Perhaps, to get closer to this man who had given a new impulse to the progressive rock, the best thing would be disociarlo of their various projects. It is not the same his work with No Man, Black Communion, Blackfield, Storm Corrosion, or I. E. M. that his productions as a solo artist. Nor is it the same his work as a restorer of classic Jethro Tull, Gentle Giant, or XTC, among others, and less similar to Porcupine Tree.
Probably the hate —or that sense of disdain and prejudice— is because, with increasing frequency, the musician takes hold of pop in their cd productions, a movement that is “about” to the masses, and far from purists and the orthodox, although, truth be told, it has not left the quality at any time, as can be seen in To the Bone (Caroline, 2017), the fifth album under his own name.
“The Same Asylum as Before”, one of the eleven cuts included on the disc is an example of that.
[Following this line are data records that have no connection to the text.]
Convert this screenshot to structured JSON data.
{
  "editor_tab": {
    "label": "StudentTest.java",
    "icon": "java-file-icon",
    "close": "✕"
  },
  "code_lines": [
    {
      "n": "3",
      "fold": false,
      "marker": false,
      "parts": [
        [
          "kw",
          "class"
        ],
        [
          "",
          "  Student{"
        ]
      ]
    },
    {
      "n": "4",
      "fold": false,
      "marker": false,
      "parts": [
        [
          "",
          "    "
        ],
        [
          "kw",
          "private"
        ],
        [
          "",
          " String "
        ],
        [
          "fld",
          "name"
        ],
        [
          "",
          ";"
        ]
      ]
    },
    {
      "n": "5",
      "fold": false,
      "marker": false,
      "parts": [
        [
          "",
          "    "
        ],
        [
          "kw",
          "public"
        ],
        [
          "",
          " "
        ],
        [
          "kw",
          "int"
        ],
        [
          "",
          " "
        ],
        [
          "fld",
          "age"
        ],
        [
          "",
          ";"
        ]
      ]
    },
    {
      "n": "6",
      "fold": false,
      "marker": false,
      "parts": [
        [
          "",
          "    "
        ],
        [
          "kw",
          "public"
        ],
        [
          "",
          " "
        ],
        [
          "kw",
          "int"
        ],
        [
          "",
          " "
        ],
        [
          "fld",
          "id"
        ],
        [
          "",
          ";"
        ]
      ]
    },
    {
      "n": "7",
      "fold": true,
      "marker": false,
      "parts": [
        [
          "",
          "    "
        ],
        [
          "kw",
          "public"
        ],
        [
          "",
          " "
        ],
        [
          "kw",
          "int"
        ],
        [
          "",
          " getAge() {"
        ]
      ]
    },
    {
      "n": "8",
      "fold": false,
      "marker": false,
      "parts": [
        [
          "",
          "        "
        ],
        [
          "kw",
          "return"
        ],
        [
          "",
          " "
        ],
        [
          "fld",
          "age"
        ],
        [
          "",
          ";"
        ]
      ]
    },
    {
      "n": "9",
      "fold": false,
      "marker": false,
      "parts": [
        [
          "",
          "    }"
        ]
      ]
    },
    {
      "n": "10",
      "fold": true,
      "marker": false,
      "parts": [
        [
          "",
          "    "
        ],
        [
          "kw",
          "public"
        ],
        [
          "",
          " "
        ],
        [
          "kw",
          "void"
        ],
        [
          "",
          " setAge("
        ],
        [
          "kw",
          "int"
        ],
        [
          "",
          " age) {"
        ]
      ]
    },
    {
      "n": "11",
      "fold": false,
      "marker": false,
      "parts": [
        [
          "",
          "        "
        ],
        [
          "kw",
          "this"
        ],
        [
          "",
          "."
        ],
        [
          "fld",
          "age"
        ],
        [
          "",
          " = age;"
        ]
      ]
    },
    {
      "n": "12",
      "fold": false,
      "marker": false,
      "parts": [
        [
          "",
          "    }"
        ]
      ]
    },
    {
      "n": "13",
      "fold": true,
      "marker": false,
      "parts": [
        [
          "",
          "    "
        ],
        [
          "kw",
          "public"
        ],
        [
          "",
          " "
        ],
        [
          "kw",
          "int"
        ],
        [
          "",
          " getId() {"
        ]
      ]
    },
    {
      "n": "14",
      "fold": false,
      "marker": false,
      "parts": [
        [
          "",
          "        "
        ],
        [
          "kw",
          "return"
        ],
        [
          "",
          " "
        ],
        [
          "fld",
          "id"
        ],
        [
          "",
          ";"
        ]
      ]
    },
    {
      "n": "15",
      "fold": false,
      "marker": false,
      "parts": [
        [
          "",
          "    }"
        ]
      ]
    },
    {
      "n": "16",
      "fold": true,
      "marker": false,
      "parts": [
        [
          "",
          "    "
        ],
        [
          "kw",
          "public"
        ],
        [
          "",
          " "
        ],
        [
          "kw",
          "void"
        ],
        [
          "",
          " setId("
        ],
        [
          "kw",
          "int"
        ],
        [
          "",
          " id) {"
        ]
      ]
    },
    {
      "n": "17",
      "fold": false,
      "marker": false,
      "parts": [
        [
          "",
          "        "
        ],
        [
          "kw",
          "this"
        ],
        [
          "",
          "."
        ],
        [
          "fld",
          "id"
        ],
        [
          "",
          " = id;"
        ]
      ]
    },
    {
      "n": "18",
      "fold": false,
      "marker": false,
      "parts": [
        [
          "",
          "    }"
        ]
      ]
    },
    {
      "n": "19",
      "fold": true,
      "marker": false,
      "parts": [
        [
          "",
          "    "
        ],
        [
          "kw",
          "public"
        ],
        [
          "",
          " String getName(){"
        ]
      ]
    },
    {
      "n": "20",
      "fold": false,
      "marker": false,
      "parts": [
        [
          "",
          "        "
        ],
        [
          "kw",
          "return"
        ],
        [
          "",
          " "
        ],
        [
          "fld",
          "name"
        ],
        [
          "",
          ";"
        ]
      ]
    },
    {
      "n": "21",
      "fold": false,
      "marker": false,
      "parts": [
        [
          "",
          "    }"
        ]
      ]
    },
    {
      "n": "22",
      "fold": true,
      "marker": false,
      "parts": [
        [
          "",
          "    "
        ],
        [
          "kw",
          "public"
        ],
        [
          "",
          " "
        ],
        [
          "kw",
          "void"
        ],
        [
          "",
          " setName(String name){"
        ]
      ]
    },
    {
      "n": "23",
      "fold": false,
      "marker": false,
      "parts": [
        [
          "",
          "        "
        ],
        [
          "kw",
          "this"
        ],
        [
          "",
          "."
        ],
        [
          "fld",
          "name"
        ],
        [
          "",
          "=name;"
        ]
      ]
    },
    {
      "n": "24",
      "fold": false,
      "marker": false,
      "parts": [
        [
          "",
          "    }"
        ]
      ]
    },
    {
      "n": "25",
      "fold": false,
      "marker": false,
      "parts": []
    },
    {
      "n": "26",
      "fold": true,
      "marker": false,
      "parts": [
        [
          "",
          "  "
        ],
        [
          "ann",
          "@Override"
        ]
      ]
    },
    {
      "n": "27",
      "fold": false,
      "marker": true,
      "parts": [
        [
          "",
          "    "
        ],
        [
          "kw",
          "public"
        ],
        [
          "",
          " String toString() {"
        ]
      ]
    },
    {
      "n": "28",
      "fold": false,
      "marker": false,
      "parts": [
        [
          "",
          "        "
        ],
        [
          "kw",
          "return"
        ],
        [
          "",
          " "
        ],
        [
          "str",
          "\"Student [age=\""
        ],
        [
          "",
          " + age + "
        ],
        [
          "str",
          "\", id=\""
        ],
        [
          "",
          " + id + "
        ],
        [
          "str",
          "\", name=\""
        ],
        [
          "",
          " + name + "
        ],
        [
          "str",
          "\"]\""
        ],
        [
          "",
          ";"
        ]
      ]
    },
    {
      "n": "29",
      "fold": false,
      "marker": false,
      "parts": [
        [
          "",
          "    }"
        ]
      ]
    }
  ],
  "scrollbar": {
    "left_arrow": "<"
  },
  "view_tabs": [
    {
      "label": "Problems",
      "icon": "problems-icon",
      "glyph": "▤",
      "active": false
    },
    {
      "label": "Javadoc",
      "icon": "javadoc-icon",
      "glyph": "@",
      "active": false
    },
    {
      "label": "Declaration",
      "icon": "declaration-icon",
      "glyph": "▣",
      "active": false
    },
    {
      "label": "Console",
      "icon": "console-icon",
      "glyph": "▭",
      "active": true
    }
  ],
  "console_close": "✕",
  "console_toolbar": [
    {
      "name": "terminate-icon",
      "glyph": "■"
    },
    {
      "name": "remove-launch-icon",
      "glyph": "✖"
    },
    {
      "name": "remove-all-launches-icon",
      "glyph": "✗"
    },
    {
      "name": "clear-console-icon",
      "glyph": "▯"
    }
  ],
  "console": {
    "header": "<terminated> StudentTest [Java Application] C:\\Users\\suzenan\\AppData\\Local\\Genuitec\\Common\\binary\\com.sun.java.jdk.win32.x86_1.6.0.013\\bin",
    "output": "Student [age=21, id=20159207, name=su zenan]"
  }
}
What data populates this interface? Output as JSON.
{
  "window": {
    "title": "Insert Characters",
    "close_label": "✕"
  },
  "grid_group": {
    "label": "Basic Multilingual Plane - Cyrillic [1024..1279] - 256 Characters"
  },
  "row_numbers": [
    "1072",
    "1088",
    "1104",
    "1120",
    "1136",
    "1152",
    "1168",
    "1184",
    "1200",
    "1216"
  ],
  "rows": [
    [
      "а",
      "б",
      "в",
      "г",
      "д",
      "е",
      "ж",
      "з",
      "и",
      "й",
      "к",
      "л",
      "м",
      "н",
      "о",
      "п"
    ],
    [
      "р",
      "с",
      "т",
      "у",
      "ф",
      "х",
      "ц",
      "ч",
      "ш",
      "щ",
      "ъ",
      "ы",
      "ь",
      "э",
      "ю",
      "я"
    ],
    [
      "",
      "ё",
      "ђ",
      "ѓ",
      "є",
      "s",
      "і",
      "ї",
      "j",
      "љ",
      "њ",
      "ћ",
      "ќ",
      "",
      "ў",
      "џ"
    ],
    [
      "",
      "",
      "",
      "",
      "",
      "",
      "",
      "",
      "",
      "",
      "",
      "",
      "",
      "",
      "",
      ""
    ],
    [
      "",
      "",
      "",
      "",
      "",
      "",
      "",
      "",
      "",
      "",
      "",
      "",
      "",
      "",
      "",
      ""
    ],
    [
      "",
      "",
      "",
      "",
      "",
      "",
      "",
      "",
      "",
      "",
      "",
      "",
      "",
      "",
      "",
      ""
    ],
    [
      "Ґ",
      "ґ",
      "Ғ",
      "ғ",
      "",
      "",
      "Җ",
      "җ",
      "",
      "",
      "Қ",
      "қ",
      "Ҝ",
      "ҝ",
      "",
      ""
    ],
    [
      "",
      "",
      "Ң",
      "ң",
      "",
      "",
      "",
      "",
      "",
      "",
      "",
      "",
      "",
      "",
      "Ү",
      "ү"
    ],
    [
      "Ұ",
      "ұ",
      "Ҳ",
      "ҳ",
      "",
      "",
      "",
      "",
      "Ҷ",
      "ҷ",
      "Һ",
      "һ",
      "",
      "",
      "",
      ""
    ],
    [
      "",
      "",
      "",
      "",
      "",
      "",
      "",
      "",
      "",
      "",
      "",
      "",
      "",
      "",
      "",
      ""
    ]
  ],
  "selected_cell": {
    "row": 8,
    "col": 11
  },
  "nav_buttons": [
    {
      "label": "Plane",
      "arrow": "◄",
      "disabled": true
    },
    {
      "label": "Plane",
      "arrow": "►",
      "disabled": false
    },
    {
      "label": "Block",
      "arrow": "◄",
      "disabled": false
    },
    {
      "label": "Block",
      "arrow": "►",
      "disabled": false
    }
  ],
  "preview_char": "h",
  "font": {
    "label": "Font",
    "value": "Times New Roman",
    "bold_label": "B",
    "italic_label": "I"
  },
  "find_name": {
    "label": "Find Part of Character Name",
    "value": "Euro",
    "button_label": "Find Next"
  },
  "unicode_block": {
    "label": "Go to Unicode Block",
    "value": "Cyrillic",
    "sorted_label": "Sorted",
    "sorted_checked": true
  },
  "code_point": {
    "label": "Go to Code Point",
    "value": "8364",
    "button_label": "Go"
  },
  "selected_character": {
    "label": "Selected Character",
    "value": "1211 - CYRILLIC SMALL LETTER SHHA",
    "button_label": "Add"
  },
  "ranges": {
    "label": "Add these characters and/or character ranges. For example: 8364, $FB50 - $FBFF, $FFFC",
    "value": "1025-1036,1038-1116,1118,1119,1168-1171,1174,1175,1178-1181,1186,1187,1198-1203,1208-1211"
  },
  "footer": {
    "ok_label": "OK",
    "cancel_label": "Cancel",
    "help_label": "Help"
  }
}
The first part is very melodic, with a chorus and a chorus that could well become part of any romantic song and you even get to be mellow, but the bridge is aggressive and then it appears a short solo guitar with slight inflections of jazz, to return to the choir and finally giving way to the coda. The interpretation is flawless, the production is correct, pristine, spotless.
If you are looking for is a certain rawness, she rummages in the wrong place; because since a few years ago, Wilson has shown himself as an aesthete of high perfection. This is perhaps one of their “weaknesses”. A few years ago to the date, the guitarist has been obsessed by the use of the technology and thus has probably left aside the spontaneity, to deliver meticulous work of production.
The best explanation of why the work of Wilson sail on the independence, aspires to the majors, and flirts heavily with them (“Permanating” is sickeningly radiable and contagious, which if it were a cut of what Fleetwod Mac?; “To the Bone” for the funk, world music, pop and is absolutely convincing;“Detonation” has a funky that then drift to the merger note any band recently) gives it to himself in an interview I did a couple of years ago and in which he spoke of his musical training: “I don’t like the music because it belongs to a specific genre, I like the one that has a strong personality and can be anything from extreme metal to country or progressive. The sounds with which I grew up were the eighties, I was a fan of The Cure, the Smiths were very important to me.That music was the determining factor because it is what I listened to when I grew up with my friends and that was all around me.”
A foot of Wilson is in the progressive rock of the seventies, via the influence of his older brother; the other is in the eighties, in which he sang in the street, he heard on the radio and shared with his friends. Songs of Tears for Fears, Peter Gabriel, or Style Council, music that was far from progressive, but arose on the basis of this gender, but also with eagerness to accomplish their own voice.
To the Bone should read as well, as the testimony of a composer of his time, which redefines progressive rock through the incorporation of pop. Has been cross-Wilson to reconcile worlds look disparate; I don’t think this album has reached the synthesis sought for, but has been very close.